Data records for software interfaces
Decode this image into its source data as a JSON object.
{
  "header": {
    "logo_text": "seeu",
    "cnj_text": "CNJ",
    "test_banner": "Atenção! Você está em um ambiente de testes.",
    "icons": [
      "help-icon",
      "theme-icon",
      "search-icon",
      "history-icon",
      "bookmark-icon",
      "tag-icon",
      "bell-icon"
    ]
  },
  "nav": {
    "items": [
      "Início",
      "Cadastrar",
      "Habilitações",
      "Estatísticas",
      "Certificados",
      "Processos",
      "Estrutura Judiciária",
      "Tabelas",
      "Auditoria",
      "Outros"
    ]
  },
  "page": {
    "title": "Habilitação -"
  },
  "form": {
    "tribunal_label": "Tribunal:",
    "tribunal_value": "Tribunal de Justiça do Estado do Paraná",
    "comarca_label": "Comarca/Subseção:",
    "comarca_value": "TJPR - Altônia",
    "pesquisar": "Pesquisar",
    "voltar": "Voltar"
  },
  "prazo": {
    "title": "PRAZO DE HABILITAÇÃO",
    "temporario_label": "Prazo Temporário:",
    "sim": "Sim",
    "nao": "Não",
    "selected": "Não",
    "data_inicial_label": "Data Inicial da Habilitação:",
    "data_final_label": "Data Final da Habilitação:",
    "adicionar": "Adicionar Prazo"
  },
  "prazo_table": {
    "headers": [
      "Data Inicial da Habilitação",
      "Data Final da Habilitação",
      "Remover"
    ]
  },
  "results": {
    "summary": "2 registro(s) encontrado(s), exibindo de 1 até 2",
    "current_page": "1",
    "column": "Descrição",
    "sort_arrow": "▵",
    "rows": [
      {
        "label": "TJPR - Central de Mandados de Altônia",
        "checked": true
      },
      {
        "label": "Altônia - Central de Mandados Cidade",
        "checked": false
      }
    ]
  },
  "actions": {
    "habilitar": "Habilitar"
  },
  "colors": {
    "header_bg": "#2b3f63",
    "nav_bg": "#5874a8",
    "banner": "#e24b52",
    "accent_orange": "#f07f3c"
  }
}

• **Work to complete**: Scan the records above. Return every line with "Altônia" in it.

• **Response to the task**:
    "comarca_value": "TJPR - Altônia",
        "label": "TJPR - Central de Mandados de Altônia",
        "label": "Altônia - Central de Mandados Cidade",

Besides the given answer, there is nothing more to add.